Leprosy develops so slowly that it takes from three to seven years to become active. Over time it can cause skin lesions, paralysis, blindness, nerve damage and disfigurement. Today, treatment with a series of antibiotics is extremely effective and has tempered the frightening aspects of the disease. After only two weeks of treatment, patients are no longer contagious.
There are only a few remnants of the original populations still living at Kalaupapa and at the Carville leper colony in Louisiana. Sufferers and former sufferers are no longer forced to remain in isolation. They are free to return to society, but some have lived in the colonies for so long that they have become the only home the residents know. They have married and had children and have elected to stay.
Carville was a more humane environment than Kalaupapa. The emphasis was on care rather than imprisonment and it was in Carville in 1940 that Dr. Isadora Dyer developed the sulfone drug therapy that became a cure. The well-known book, “Miracle at Carville,” tells the story.
Spencer spends a part of each year in Brazil, a country that has more new cases of leprosy per capita than any place in the world.

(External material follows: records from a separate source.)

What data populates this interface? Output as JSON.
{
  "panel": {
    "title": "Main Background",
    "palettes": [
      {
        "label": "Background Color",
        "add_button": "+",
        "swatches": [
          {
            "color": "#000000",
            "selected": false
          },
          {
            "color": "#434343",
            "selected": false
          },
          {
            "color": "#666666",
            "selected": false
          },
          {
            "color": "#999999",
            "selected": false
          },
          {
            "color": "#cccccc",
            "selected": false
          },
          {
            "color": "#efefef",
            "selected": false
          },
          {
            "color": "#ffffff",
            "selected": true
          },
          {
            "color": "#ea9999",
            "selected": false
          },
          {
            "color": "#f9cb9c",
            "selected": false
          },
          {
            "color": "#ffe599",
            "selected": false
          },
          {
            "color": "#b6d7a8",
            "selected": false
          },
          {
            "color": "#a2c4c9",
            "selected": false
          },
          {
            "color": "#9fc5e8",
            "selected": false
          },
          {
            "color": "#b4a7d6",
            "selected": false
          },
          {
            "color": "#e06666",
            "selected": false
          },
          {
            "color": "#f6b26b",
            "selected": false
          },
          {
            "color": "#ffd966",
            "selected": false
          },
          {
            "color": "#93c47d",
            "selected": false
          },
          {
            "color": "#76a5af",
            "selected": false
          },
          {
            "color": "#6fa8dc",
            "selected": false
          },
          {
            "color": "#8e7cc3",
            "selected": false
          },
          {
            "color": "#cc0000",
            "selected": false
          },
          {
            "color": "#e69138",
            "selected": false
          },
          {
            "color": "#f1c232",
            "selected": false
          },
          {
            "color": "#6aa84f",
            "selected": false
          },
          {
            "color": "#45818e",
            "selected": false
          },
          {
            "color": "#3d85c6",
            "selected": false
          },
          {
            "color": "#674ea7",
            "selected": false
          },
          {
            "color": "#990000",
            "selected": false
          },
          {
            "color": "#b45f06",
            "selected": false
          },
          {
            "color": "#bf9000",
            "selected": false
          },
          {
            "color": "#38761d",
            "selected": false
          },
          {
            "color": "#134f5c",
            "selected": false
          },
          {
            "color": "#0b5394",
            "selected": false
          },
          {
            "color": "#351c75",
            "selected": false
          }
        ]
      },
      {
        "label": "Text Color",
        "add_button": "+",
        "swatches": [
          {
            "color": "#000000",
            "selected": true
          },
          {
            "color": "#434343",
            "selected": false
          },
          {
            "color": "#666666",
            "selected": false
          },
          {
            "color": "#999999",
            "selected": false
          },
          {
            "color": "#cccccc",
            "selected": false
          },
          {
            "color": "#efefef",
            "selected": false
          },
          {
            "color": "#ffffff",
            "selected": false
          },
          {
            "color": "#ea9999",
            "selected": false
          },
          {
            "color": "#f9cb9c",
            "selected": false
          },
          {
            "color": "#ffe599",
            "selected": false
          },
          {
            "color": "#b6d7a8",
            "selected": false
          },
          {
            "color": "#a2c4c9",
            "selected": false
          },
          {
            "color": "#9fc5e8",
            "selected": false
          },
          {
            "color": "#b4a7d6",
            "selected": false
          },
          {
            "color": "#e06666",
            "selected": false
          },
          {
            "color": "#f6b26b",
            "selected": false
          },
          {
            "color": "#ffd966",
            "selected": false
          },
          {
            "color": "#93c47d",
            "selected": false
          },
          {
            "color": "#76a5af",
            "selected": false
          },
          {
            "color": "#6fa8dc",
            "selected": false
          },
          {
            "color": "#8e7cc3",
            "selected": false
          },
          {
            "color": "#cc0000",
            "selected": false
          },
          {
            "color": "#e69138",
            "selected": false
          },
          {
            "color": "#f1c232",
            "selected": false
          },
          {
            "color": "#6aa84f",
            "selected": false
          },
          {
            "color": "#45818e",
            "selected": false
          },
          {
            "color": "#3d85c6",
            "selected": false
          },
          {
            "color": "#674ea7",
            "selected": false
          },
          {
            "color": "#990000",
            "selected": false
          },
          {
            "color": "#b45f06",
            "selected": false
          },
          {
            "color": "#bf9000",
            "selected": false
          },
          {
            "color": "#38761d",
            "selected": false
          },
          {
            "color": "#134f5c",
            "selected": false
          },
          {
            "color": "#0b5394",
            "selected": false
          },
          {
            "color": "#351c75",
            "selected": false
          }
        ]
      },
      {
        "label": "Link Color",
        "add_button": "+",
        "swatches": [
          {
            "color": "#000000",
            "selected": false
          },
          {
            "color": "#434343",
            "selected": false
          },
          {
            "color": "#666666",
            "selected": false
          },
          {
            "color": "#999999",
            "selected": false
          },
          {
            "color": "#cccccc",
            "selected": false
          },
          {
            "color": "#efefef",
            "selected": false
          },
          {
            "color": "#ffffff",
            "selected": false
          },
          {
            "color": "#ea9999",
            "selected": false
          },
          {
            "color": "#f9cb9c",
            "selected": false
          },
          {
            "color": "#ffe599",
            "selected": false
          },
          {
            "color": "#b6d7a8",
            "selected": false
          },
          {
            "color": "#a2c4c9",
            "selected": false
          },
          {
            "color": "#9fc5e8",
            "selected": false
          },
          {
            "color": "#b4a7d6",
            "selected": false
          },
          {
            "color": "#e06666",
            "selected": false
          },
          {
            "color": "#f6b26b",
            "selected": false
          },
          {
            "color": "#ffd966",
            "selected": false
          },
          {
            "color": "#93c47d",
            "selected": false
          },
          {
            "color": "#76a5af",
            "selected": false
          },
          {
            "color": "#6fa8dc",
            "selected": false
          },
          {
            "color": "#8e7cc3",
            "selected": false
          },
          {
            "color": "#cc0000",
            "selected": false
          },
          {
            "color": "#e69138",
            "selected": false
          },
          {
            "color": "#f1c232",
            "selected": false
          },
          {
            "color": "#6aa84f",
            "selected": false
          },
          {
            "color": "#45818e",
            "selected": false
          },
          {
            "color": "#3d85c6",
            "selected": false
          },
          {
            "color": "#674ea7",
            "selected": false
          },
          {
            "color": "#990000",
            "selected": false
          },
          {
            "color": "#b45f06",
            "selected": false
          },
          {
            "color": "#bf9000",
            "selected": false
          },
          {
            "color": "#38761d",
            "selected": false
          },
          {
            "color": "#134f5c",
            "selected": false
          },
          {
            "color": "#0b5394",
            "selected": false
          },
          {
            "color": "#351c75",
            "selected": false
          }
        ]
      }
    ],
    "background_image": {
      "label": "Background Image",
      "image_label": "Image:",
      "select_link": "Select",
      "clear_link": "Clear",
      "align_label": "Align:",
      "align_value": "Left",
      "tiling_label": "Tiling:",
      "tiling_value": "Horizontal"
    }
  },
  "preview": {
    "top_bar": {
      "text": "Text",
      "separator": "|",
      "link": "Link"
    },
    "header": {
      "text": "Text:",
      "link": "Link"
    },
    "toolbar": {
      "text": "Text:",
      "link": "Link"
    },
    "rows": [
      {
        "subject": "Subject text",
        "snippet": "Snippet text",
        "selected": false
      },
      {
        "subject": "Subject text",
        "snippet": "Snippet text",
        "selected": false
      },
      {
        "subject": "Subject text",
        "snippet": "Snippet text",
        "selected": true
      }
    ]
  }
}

Other countries with high incidences of the disease are India, Indonesia, Southeast Asia and the Pacific Islands. There are only 200 new cases each year in the U.S.
In Brazil, Spencer works with local researchers and doctors, visits schools and helps educate citizens about the risks of getting the disease. Anyone diagnosed is given free treatment.
In the last few decades, a strange turnabout phenomenon has emerged. Nine band armadillos, in the past injected with leprosy in the course of research, are now transmitting the disease to humans. In the area in northern Brazil where Spencer works, people frequently interact with armadillos, as pets and as a source of food. Part of Spencer’s work is educating the public on precautions to take when coming into contact with armadillos.
Seventy-five percent of the cases of leprosy diagnosed each year in the U.S. are found in people who have come from other countries. The remaining cases are largely from areas where armadillos are common in the U.S.
Spencer has authored several articles on his work and has made connections with researchers in other countries as they work together to wipe out this once-dreaded disease.